**Work required**
Show me each line of the listing below where the word "JSON" appears.
(Records shown begins)
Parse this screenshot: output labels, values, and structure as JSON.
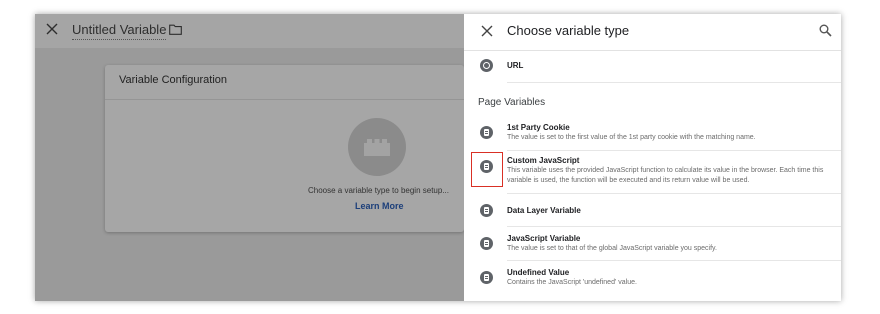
{
  "editor": {
    "title": "Untitled Variable",
    "card_title": "Variable Configuration",
    "hint": "Choose a variable type to begin setup...",
    "learn_more": "Learn More"
  },
  "panel": {
    "title": "Choose variable type",
    "section": "Page Variables",
    "url_item": {
      "name": "URL",
      "icon": "globe-icon"
    },
    "items": [
      {
        "name": "1st Party Cookie",
        "desc": "The value is set to the first value of the 1st party cookie with the matching name.",
        "icon": "document-icon"
      },
      {
        "name": "Custom JavaScript",
        "desc": "This variable uses the provided JavaScript function to calculate its value in the browser. Each time this variable is used, the function will be executed and its return value will be used.",
        "icon": "document-icon"
      },
      {
        "name": "Data Layer Variable",
        "desc": "",
        "icon": "document-icon"
      },
      {
        "name": "JavaScript Variable",
        "desc": "The value is set to that of the global JavaScript variable you specify.",
        "icon": "document-icon"
      },
      {
        "name": "Undefined Value",
        "desc": "Contains the JavaScript 'undefined' value.",
        "icon": "document-icon"
      }
    ]
  },
  "colors": {
    "highlight": "#d93025",
    "link": "#1c3f7a",
    "icon": "#5f6368"
  }
}
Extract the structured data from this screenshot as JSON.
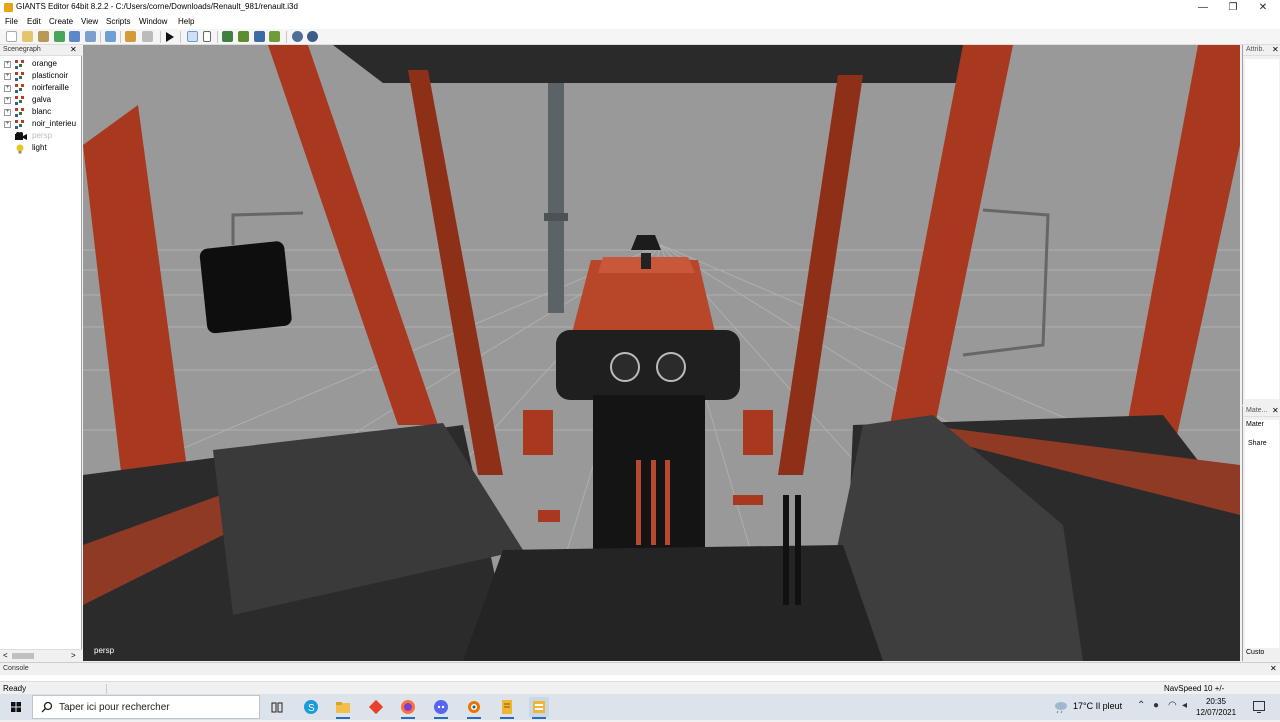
{
  "window": {
    "title": "GIANTS Editor 64bit 8.2.2 - C:/Users/corne/Downloads/Renault_981/renault.i3d",
    "minimize_glyph": "—",
    "maximize_glyph": "❐",
    "close_glyph": "✕"
  },
  "menu": [
    "File",
    "Edit",
    "Create",
    "View",
    "Scripts",
    "Window",
    "Help"
  ],
  "toolbar": {
    "icons": [
      "new-file-icon",
      "open-icon",
      "save-icon",
      "reload-icon",
      "save-as-icon",
      "export-icon",
      "refresh-icon",
      "undo-icon",
      "redo-icon",
      "play-icon",
      "select-icon",
      "move-icon",
      "terrain-icon",
      "paint-icon",
      "foliage-icon",
      "spline-icon",
      "settings-icon",
      "camera-icon"
    ]
  },
  "scenegraph": {
    "title": "Scenegraph",
    "close_glyph": "✕",
    "nodes": [
      {
        "label": "orange",
        "expander": "+",
        "icon": "transform-group-icon",
        "color": "#c0392b"
      },
      {
        "label": "plasticnoir",
        "expander": "+",
        "icon": "transform-group-icon",
        "color": "#c0392b"
      },
      {
        "label": "noirferaille",
        "expander": "+",
        "icon": "transform-group-icon",
        "color": "#c0392b"
      },
      {
        "label": "galva",
        "expander": "+",
        "icon": "transform-group-icon",
        "color": "#c0392b"
      },
      {
        "label": "blanc",
        "expander": "+",
        "icon": "transform-group-icon",
        "color": "#c0392b"
      },
      {
        "label": "noir_interieu",
        "expander": "+",
        "icon": "transform-group-icon",
        "color": "#c0392b"
      },
      {
        "label": "persp",
        "expander": "",
        "icon": "camera-icon",
        "color": "#bbbbbb"
      },
      {
        "label": "light",
        "expander": "",
        "icon": "light-bulb-icon",
        "color": "#e6c619"
      }
    ],
    "scroll_left": "<",
    "scroll_right": ">"
  },
  "viewport": {
    "camera_label": "persp",
    "background": "#9a9a9a",
    "cab_color": "#a8391f"
  },
  "attributes": {
    "title": "Attrib.",
    "close_glyph": "✕"
  },
  "material": {
    "title": "Mate...",
    "close_glyph": "✕",
    "tab": "Mater",
    "share_label": "Share",
    "footer": "Custo"
  },
  "console": {
    "title": "Console",
    "close_glyph": "✕"
  },
  "status": {
    "ready": "Ready",
    "navspeed": "NavSpeed 10 +/-"
  },
  "taskbar": {
    "search_placeholder": "Taper ici pour rechercher",
    "apps": [
      "task-view-icon",
      "skype-icon",
      "file-explorer-icon",
      "git-icon",
      "firefox-icon",
      "discord-icon",
      "blender-icon",
      "notepad-icon",
      "giants-editor-icon"
    ],
    "weather": "17°C  Il pleut",
    "time": "20:35",
    "date": "12/07/2021"
  }
}
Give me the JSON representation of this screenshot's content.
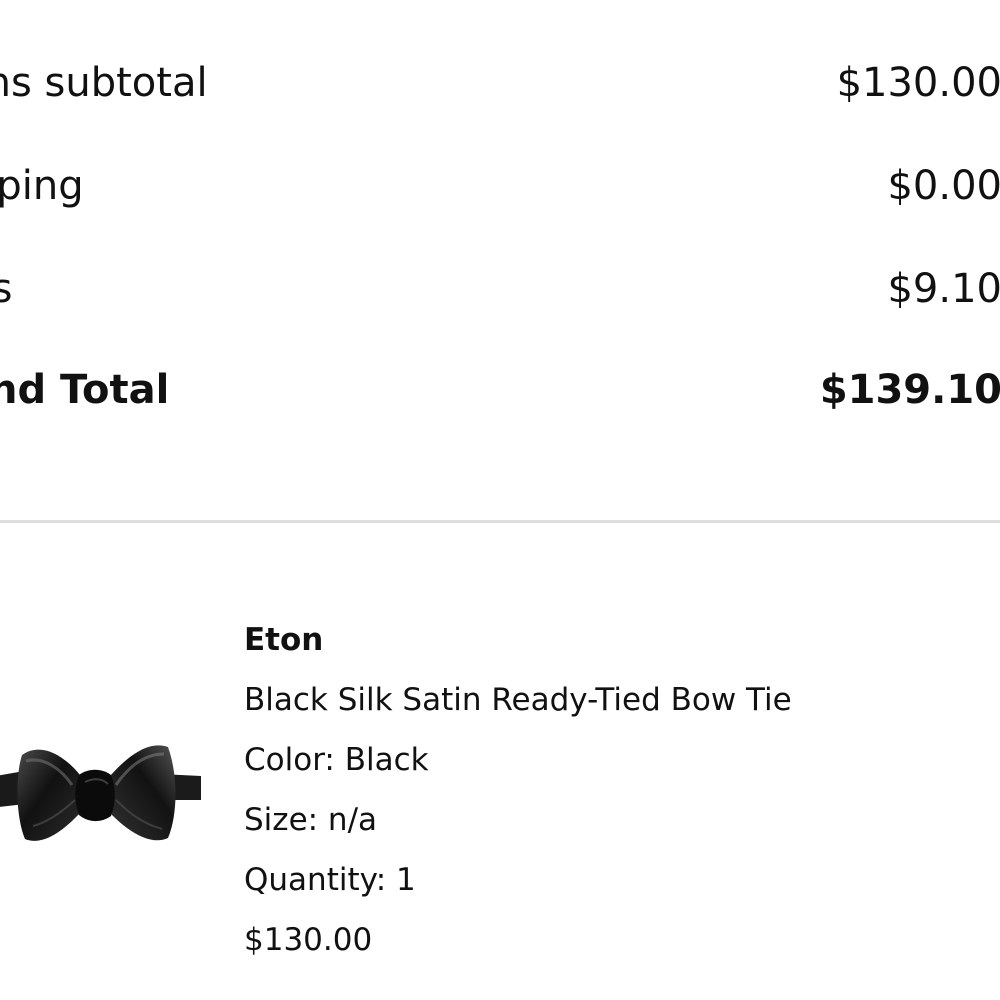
{
  "summary": {
    "rows": [
      {
        "label": "ms subtotal",
        "value": "$130.00"
      },
      {
        "label": "pping",
        "value": "$0.00"
      },
      {
        "label": "es",
        "value": "$9.10"
      },
      {
        "label": "and Total",
        "value": "$139.10"
      }
    ]
  },
  "product": {
    "brand": "Eton",
    "name": "Black Silk Satin Ready-Tied Bow Tie",
    "color": "Color: Black",
    "size": "Size: n/a",
    "quantity": "Quantity: 1",
    "price": "$130.00",
    "image_icon": "bow-tie-icon"
  },
  "colors": {
    "text": "#111111",
    "divider": "#dddddd",
    "background": "#ffffff"
  }
}
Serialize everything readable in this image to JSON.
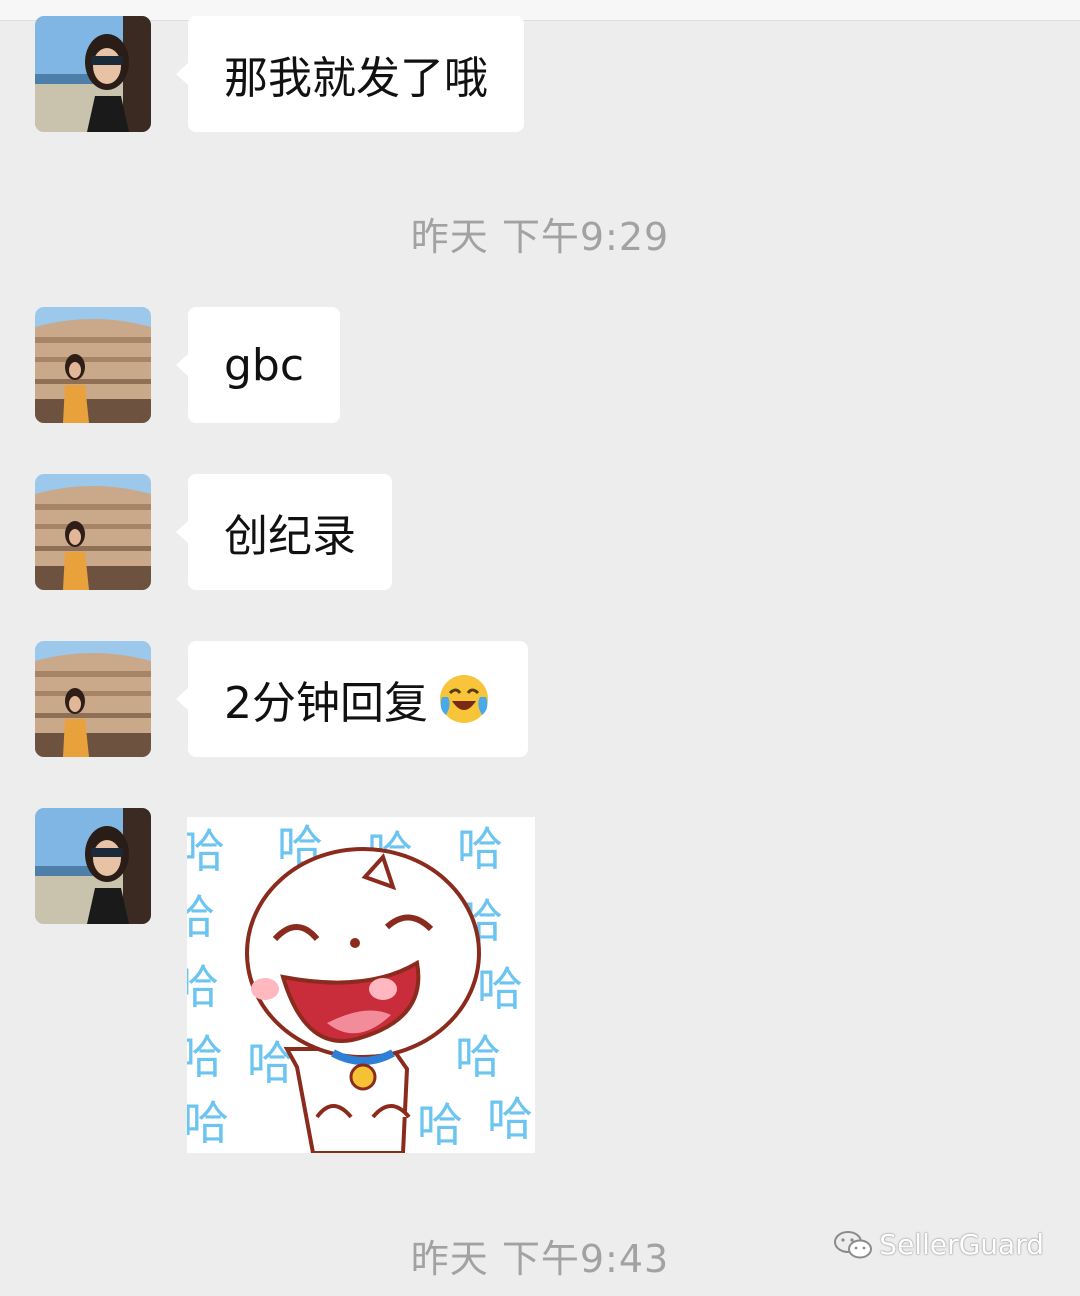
{
  "messages": [
    {
      "text": "那我就发了哦",
      "avatar": "sunglasses-avatar"
    },
    {
      "text": "gbc",
      "avatar": "colosseum-avatar"
    },
    {
      "text": "创纪录",
      "avatar": "colosseum-avatar"
    },
    {
      "text": "2分钟回复",
      "emoji": "laughing-crying-emoji",
      "avatar": "colosseum-avatar"
    },
    {
      "sticker": "laughing-cat-sticker",
      "sticker_text": "哈",
      "avatar": "sunglasses-avatar"
    }
  ],
  "timestamps": [
    "昨天 下午9:29",
    "昨天 下午9:43"
  ],
  "watermark": {
    "text": "SellerGuard",
    "icon": "wechat-icon"
  },
  "colors": {
    "background": "#ededed",
    "bubble": "#ffffff",
    "timestamp": "#a2a2a2",
    "sticker_text": "#6cc5f0"
  }
}
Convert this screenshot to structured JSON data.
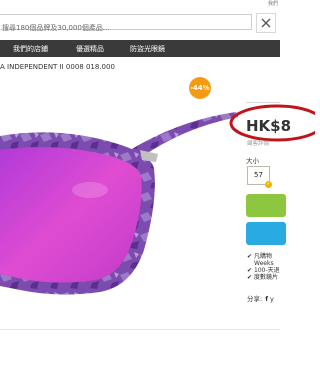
{
  "header": {
    "top_link": "我們",
    "search_value": "搜尋180個品牌及30,000個產品..."
  },
  "nav": {
    "items": [
      "我們的店鋪",
      "優選精品",
      "防盜光眼鏡"
    ]
  },
  "product": {
    "id_line": "A INDEPENDENT II 0008 018.000",
    "discount": "-44%",
    "price": "HK$8",
    "reviews_text": "顧客評價",
    "size_label": "大小",
    "size_value": "57",
    "features": [
      "凡購物",
      "Weeks",
      "100-天退",
      "度數鏡片"
    ],
    "share_label": "分享:",
    "share_fb": "f",
    "share_tw": "y"
  },
  "colors": {
    "nav_bg": "#3a3a3a",
    "discount": "#f39c12",
    "annotation_ring": "#c0141a",
    "green_button": "#8dc63f",
    "blue_button": "#29abe2",
    "frame_purple": "#7c4bb0",
    "lens_pink": "#d63bd0"
  },
  "icons": {
    "close": "close-icon",
    "check": "check-icon",
    "facebook": "facebook-icon",
    "twitter": "twitter-icon"
  }
}
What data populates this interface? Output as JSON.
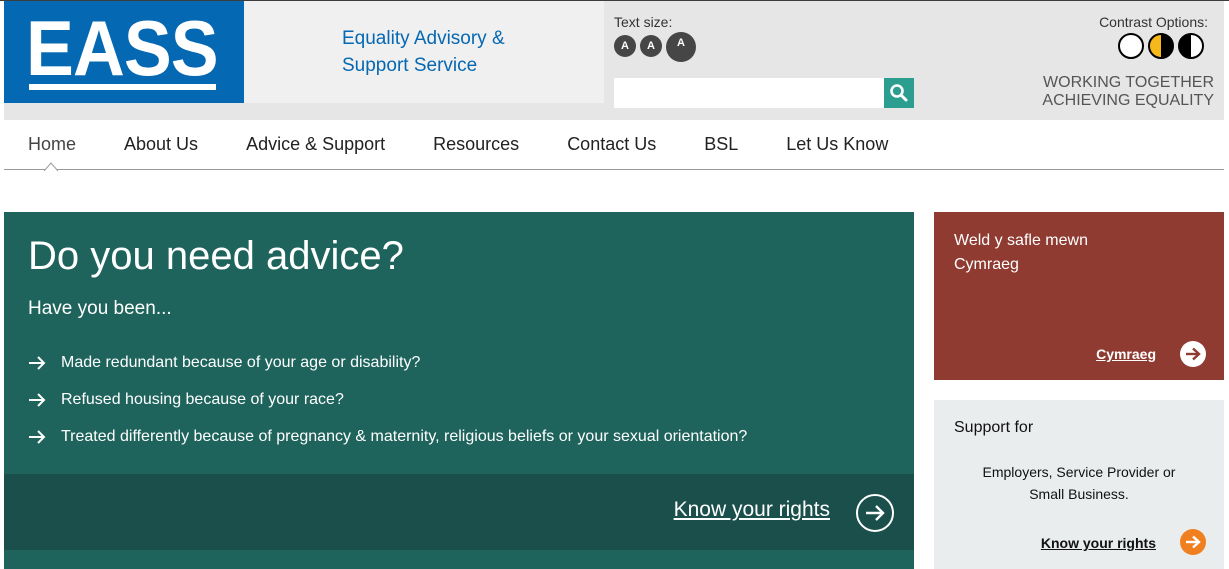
{
  "header": {
    "logo_text": "EASS",
    "tagline_line1": "Equality Advisory &",
    "tagline_line2": "Support Service",
    "text_size_label": "Text size:",
    "text_size_buttons": [
      "A",
      "A",
      "A"
    ],
    "search": {
      "placeholder": "",
      "value": "",
      "icon": "search-icon"
    },
    "contrast_label": "Contrast Options:",
    "contrast_options": [
      "default",
      "yellow-black",
      "black-white"
    ],
    "motto_line1": "WORKING TOGETHER",
    "motto_line2": "ACHIEVING EQUALITY"
  },
  "nav": {
    "items": [
      {
        "label": "Home",
        "active": true
      },
      {
        "label": "About Us"
      },
      {
        "label": "Advice & Support"
      },
      {
        "label": "Resources"
      },
      {
        "label": "Contact Us"
      },
      {
        "label": "BSL"
      },
      {
        "label": "Let Us Know"
      }
    ]
  },
  "hero": {
    "title": "Do you need advice?",
    "subtitle": "Have you been...",
    "items": [
      "Made redundant because of your age or disability?",
      "Refused housing because of your race?",
      "Treated differently because of pregnancy & maternity, religious beliefs or your sexual orientation?"
    ],
    "link_label": "Know your rights"
  },
  "welsh": {
    "line1": "Weld y safle mewn",
    "line2": "Cymraeg",
    "link_label": "Cymraeg"
  },
  "support": {
    "title": "Support for",
    "body_line1": "Employers, Service Provider or",
    "body_line2": "Small Business.",
    "link_label": "Know your rights"
  },
  "colors": {
    "brand_blue": "#0568b2",
    "hero_green": "#1e645c",
    "hero_footer": "#1a4f4c",
    "welsh_red": "#8f3b31",
    "search_teal": "#2b9e8f",
    "accent_orange": "#f07f1f",
    "contrast_yellow": "#f6b81a"
  }
}
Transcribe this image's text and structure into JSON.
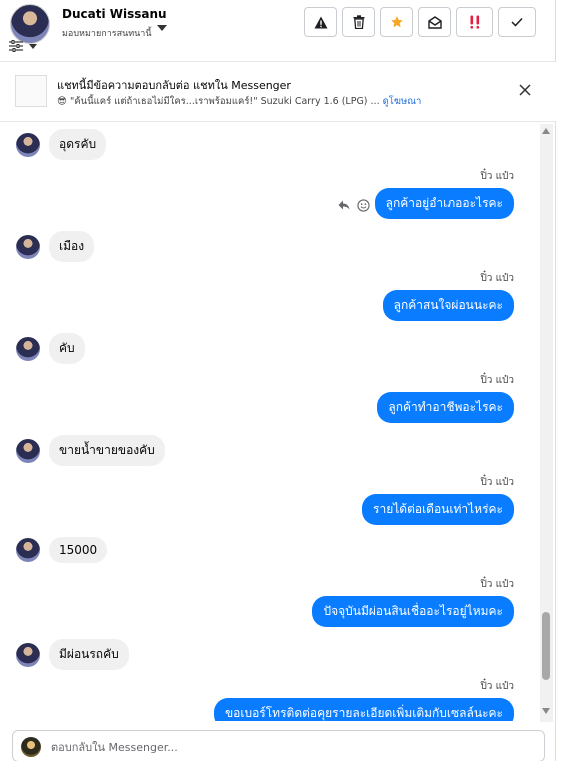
{
  "header": {
    "contact_name": "Ducati Wissanu",
    "assign_label": "มอบหมายการสนทนานี้",
    "actions": [
      {
        "name": "report-spam-button",
        "icon": "warning-icon"
      },
      {
        "name": "delete-button",
        "icon": "trash-icon"
      },
      {
        "name": "star-button",
        "icon": "star-icon"
      },
      {
        "name": "mark-unread-button",
        "icon": "envelope-open-icon"
      },
      {
        "name": "flag-button",
        "icon": "exclamation-icon"
      },
      {
        "name": "mark-done-button",
        "icon": "check-icon"
      }
    ]
  },
  "banner": {
    "title": "แชทนี้มีข้อความตอบกลับต่อ แชทใน Messenger",
    "subtitle_emoji": "😎",
    "subtitle": "\"ค้นนี้แคร์ แต่ถ้าเธอไม่มีใคร...เราพร้อมแคร์!\" Suzuki Carry 1.6 (LPG) ...",
    "link": "ดูโฆษณา"
  },
  "messages": {
    "in_1": "อุดรคับ",
    "sender_1": "ปิ๋ว แป๋ว",
    "out_1": "ลูกค้าอยู่อำเภออะไรคะ",
    "in_2": "เมือง",
    "sender_2": "ปิ๋ว แป๋ว",
    "out_2": "ลูกค้าสนใจผ่อนนะคะ",
    "in_3": "คับ",
    "sender_3": "ปิ๋ว แป๋ว",
    "out_3": "ลูกค้าทำอาชีพอะไรคะ",
    "in_4": "ขายน้ำขายของคับ",
    "sender_4": "ปิ๋ว แป๋ว",
    "out_4": "รายได้ต่อเดือนเท่าไหร่คะ",
    "in_5": "15000",
    "sender_5": "ปิ๋ว แป๋ว",
    "out_5": "ปัจจุบันมีผ่อนสินเชื่ออะไรอยู่ไหมคะ",
    "in_6": "มีผ่อนรถคับ",
    "sender_6": "ปิ๋ว แป๋ว",
    "out_6": "ขอเบอร์โทรติดต่อคุยรายละเอียดเพิ่มเติมกับเซลล์นะคะ"
  },
  "composer": {
    "placeholder": "ตอบกลับใน Messenger..."
  },
  "colors": {
    "outgoing_bubble": "#0a7cff",
    "incoming_bubble": "#f0f0f0",
    "star": "#f5a623",
    "flag": "#e41e3f"
  }
}
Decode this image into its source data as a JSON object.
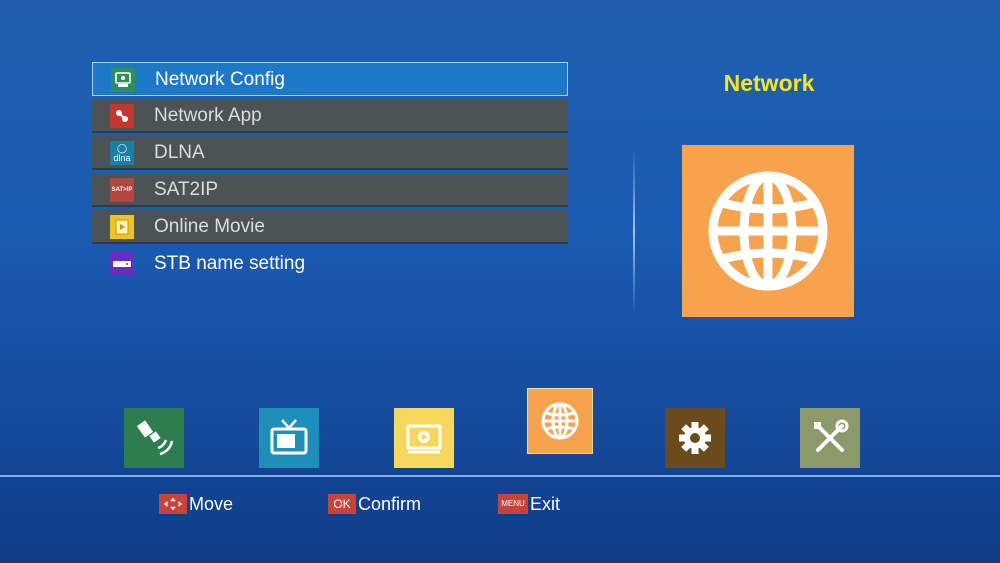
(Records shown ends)
**Expected output**
Parse this screenshot: output labels, values, and structure as JSON.
Extract the structured data from this screenshot as JSON.
Give me the JSON representation of this screenshot's content.
Serialize everything readable in this image to JSON.
Convert this screenshot to structured JSON data.
What data populates this interface? Output as JSON.
Transcribe this image's text and structure into JSON.
Decode this image into its source data as a JSON object.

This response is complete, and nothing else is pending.